Web page and app entries:

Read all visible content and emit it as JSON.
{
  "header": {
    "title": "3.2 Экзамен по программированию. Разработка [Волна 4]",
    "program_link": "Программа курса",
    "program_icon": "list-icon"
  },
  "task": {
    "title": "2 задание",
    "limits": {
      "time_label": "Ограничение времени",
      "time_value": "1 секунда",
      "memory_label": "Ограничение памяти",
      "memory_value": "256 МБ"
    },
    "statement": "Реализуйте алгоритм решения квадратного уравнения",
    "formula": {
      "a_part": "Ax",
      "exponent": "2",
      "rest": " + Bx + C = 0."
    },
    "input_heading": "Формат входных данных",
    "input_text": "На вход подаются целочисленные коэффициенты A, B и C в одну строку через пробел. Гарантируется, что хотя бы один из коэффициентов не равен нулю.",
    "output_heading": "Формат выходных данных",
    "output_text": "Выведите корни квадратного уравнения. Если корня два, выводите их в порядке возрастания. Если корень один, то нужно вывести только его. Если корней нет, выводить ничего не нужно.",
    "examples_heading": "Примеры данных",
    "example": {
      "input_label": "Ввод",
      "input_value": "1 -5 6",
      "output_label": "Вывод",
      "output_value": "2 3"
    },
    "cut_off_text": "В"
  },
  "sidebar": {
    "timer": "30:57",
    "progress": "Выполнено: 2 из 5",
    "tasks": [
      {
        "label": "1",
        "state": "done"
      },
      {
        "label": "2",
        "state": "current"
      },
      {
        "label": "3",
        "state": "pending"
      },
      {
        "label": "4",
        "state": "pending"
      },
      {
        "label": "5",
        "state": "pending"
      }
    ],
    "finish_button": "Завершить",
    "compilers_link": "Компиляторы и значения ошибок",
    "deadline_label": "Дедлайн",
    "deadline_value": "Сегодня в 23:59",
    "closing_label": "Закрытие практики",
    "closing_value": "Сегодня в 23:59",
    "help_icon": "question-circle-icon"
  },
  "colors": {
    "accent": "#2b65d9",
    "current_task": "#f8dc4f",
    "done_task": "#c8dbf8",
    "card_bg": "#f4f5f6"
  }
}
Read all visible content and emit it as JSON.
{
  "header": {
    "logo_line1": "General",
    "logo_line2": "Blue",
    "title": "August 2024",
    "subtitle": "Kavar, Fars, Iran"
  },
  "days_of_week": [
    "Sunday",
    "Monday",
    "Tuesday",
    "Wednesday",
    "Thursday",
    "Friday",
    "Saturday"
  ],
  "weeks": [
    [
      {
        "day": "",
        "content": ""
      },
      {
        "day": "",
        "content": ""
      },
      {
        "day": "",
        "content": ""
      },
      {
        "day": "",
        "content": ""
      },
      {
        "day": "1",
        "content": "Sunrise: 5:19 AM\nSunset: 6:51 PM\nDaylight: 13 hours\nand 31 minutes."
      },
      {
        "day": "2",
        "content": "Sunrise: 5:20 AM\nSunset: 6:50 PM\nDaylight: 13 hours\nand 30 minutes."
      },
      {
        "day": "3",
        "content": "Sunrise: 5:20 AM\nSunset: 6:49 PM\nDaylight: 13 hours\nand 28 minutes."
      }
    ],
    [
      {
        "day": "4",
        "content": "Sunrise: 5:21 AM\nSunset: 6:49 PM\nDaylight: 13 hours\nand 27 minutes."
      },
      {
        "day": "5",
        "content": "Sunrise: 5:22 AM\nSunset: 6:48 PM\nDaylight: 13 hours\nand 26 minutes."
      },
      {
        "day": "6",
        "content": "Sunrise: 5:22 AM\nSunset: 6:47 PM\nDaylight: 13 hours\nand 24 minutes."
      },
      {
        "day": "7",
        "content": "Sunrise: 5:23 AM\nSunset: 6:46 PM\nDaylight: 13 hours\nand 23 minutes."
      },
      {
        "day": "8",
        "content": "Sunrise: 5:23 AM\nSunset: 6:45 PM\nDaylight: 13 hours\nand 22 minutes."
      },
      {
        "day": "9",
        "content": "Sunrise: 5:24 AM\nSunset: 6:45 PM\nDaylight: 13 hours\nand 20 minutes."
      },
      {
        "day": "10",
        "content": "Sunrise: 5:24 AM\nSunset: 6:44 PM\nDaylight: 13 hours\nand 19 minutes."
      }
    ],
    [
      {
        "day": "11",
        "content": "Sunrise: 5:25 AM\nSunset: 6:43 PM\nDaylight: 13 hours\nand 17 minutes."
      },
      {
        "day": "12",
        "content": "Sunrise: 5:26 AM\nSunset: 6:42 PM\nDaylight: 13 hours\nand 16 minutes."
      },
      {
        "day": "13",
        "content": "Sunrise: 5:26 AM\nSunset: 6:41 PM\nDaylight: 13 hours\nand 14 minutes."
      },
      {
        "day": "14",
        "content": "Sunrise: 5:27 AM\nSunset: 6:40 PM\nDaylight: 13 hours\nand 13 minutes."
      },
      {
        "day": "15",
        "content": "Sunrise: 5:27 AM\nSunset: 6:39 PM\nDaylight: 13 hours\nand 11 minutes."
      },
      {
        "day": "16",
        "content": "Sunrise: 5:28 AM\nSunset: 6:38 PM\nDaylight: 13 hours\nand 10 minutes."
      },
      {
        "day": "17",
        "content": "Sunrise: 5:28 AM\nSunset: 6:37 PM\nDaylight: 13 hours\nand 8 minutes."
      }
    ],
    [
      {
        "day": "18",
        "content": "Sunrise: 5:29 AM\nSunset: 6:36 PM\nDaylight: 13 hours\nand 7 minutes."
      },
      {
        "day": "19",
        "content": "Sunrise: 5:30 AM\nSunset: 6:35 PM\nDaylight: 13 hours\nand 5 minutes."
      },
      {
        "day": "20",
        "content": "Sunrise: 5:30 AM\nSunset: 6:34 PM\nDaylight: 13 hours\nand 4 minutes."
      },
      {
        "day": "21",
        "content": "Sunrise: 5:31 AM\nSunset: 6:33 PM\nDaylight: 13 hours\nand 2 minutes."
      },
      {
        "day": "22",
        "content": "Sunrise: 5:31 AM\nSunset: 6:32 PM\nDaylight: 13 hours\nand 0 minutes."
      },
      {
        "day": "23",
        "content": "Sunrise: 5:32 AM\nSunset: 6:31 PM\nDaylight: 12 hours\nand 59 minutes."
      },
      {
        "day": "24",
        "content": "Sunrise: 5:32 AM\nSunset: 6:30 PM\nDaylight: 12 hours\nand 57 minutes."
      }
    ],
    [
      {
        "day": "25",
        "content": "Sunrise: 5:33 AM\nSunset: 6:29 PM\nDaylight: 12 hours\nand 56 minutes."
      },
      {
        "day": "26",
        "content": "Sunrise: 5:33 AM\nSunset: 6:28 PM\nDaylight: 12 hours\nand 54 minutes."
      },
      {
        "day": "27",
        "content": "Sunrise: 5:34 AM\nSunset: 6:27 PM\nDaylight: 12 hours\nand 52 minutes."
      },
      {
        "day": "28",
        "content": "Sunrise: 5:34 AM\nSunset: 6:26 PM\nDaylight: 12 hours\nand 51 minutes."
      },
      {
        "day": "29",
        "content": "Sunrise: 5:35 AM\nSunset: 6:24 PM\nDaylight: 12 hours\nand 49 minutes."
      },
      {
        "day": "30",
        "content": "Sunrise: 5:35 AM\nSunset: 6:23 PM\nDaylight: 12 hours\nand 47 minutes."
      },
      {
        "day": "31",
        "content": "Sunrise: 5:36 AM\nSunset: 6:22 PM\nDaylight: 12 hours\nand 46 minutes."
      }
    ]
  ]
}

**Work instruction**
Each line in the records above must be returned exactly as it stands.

**Solution to this problem**
Read all visible content and emit it as JSON.
{
  "header": {
    "title": "3.2 Экзамен по программированию. Разработка [Волна 4]",
    "program_link": "Программа курса",
    "program_icon": "list-icon"
  },
  "task": {
    "title": "2 задание",
    "limits": {
      "time_label": "Ограничение времени",
      "time_value": "1 секунда",
      "memory_label": "Ограничение памяти",
      "memory_value": "256 МБ"
    },
    "statement": "Реализуйте алгоритм решения квадратного уравнения",
    "formula": {
      "a_part": "Ax",
      "exponent": "2",
      "rest": " + Bx + C = 0."
    },
    "input_heading": "Формат входных данных",
    "input_text": "На вход подаются целочисленные коэффициенты A, B и C в одну строку через пробел. Гарантируется, что хотя бы один из коэффициентов не равен нулю.",
    "output_heading": "Формат выходных данных",
    "output_text": "Выведите корни квадратного уравнения. Если корня два, выводите их в порядке возрастания. Если корень один, то нужно вывести только его. Если корней нет, выводить ничего не нужно.",
    "examples_heading": "Примеры данных",
    "example": {
      "input_label": "Ввод",
      "input_value": "1 -5 6",
      "output_label": "Вывод",
      "output_value": "2 3"
    },
    "cut_off_text": "В"
  },
  "sidebar": {
    "timer": "30:57",
    "progress": "Выполнено: 2 из 5",
    "tasks": [
      {
        "label": "1",
        "state": "done"
      },
      {
        "label": "2",
        "state": "current"
      },
      {
        "label": "3",
        "state": "pending"
      },
      {
        "label": "4",
        "state": "pending"
      },
      {
        "label": "5",
        "state": "pending"
      }
    ],
    "finish_button": "Завершить",
    "compilers_link": "Компиляторы и значения ошибок",
    "deadline_label": "Дедлайн",
    "deadline_value": "Сегодня в 23:59",
    "closing_label": "Закрытие практики",
    "closing_value": "Сегодня в 23:59",
    "help_icon": "question-circle-icon"
  },
  "colors": {
    "accent": "#2b65d9",
    "current_task": "#f8dc4f",
    "done_task": "#c8dbf8",
    "card_bg": "#f4f5f6"
  }
}
Read all visible content and emit it as JSON.
{
  "header": {
    "logo_line1": "General",
    "logo_line2": "Blue",
    "title": "August 2024",
    "subtitle": "Kavar, Fars, Iran"
  },
  "days_of_week": [
    "Sunday",
    "Monday",
    "Tuesday",
    "Wednesday",
    "Thursday",
    "Friday",
    "Saturday"
  ],
  "weeks": [
    [
      {
        "day": "",
        "content": ""
      },
      {
        "day": "",
        "content": ""
      },
      {
        "day": "",
        "content": ""
      },
      {
        "day": "",
        "content": ""
      },
      {
        "day": "1",
        "content": "Sunrise: 5:19 AM\nSunset: 6:51 PM\nDaylight: 13 hours\nand 31 minutes."
      },
      {
        "day": "2",
        "content": "Sunrise: 5:20 AM\nSunset: 6:50 PM\nDaylight: 13 hours\nand 30 minutes."
      },
      {
        "day": "3",
        "content": "Sunrise: 5:20 AM\nSunset: 6:49 PM\nDaylight: 13 hours\nand 28 minutes."
      }
    ],
    [
      {
        "day": "4",
        "content": "Sunrise: 5:21 AM\nSunset: 6:49 PM\nDaylight: 13 hours\nand 27 minutes."
      },
      {
        "day": "5",
        "content": "Sunrise: 5:22 AM\nSunset: 6:48 PM\nDaylight: 13 hours\nand 26 minutes."
      },
      {
        "day": "6",
        "content": "Sunrise: 5:22 AM\nSunset: 6:47 PM\nDaylight: 13 hours\nand 24 minutes."
      },
      {
        "day": "7",
        "content": "Sunrise: 5:23 AM\nSunset: 6:46 PM\nDaylight: 13 hours\nand 23 minutes."
      },
      {
        "day": "8",
        "content": "Sunrise: 5:23 AM\nSunset: 6:45 PM\nDaylight: 13 hours\nand 22 minutes."
      },
      {
        "day": "9",
        "content": "Sunrise: 5:24 AM\nSunset: 6:45 PM\nDaylight: 13 hours\nand 20 minutes."
      },
      {
        "day": "10",
        "content": "Sunrise: 5:24 AM\nSunset: 6:44 PM\nDaylight: 13 hours\nand 19 minutes."
      }
    ],
    [
      {
        "day": "11",
        "content": "Sunrise: 5:25 AM\nSunset: 6:43 PM\nDaylight: 13 hours\nand 17 minutes."
      },
      {
        "day": "12",
        "content": "Sunrise: 5:26 AM\nSunset: 6:42 PM\nDaylight: 13 hours\nand 16 minutes."
      },
      {
        "day": "13",
        "content": "Sunrise: 5:26 AM\nSunset: 6:41 PM\nDaylight: 13 hours\nand 14 minutes."
      },
      {
        "day": "14",
        "content": "Sunrise: 5:27 AM\nSunset: 6:40 PM\nDaylight: 13 hours\nand 13 minutes."
      },
      {
        "day": "15",
        "content": "Sunrise: 5:27 AM\nSunset: 6:39 PM\nDaylight: 13 hours\nand 11 minutes."
      },
      {
        "day": "16",
        "content": "Sunrise: 5:28 AM\nSunset: 6:38 PM\nDaylight: 13 hours\nand 10 minutes."
      },
      {
        "day": "17",
        "content": "Sunrise: 5:28 AM\nSunset: 6:37 PM\nDaylight: 13 hours\nand 8 minutes."
      }
    ],
    [
      {
        "day": "18",
        "content": "Sunrise: 5:29 AM\nSunset: 6:36 PM\nDaylight: 13 hours\nand 7 minutes."
      },
      {
        "day": "19",
        "content": "Sunrise: 5:30 AM\nSunset: 6:35 PM\nDaylight: 13 hours\nand 5 minutes."
      },
      {
        "day": "20",
        "content": "Sunrise: 5:30 AM\nSunset: 6:34 PM\nDaylight: 13 hours\nand 4 minutes."
      },
      {
        "day": "21",
        "content": "Sunrise: 5:31 AM\nSunset: 6:33 PM\nDaylight: 13 hours\nand 2 minutes."
      },
      {
        "day": "22",
        "content": "Sunrise: 5:31 AM\nSunset: 6:32 PM\nDaylight: 13 hours\nand 0 minutes."
      },
      {
        "day": "23",
        "content": "Sunrise: 5:32 AM\nSunset: 6:31 PM\nDaylight: 12 hours\nand 59 minutes."
      },
      {
        "day": "24",
        "content": "Sunrise: 5:32 AM\nSunset: 6:30 PM\nDaylight: 12 hours\nand 57 minutes."
      }
    ],
    [
      {
        "day": "25",
        "content": "Sunrise: 5:33 AM\nSunset: 6:29 PM\nDaylight: 12 hours\nand 56 minutes."
      },
      {
        "day": "26",
        "content": "Sunrise: 5:33 AM\nSunset: 6:28 PM\nDaylight: 12 hours\nand 54 minutes."
      },
      {
        "day": "27",
        "content": "Sunrise: 5:34 AM\nSunset: 6:27 PM\nDaylight: 12 hours\nand 52 minutes."
      },
      {
        "day": "28",
        "content": "Sunrise: 5:34 AM\nSunset: 6:26 PM\nDaylight: 12 hours\nand 51 minutes."
      },
      {
        "day": "29",
        "content": "Sunrise: 5:35 AM\nSunset: 6:24 PM\nDaylight: 12 hours\nand 49 minutes."
      },
      {
        "day": "30",
        "content": "Sunrise: 5:35 AM\nSunset: 6:23 PM\nDaylight: 12 hours\nand 47 minutes."
      },
      {
        "day": "31",
        "content": "Sunrise: 5:36 AM\nSunset: 6:22 PM\nDaylight: 12 hours\nand 46 minutes."
      }
    ]
  ]
}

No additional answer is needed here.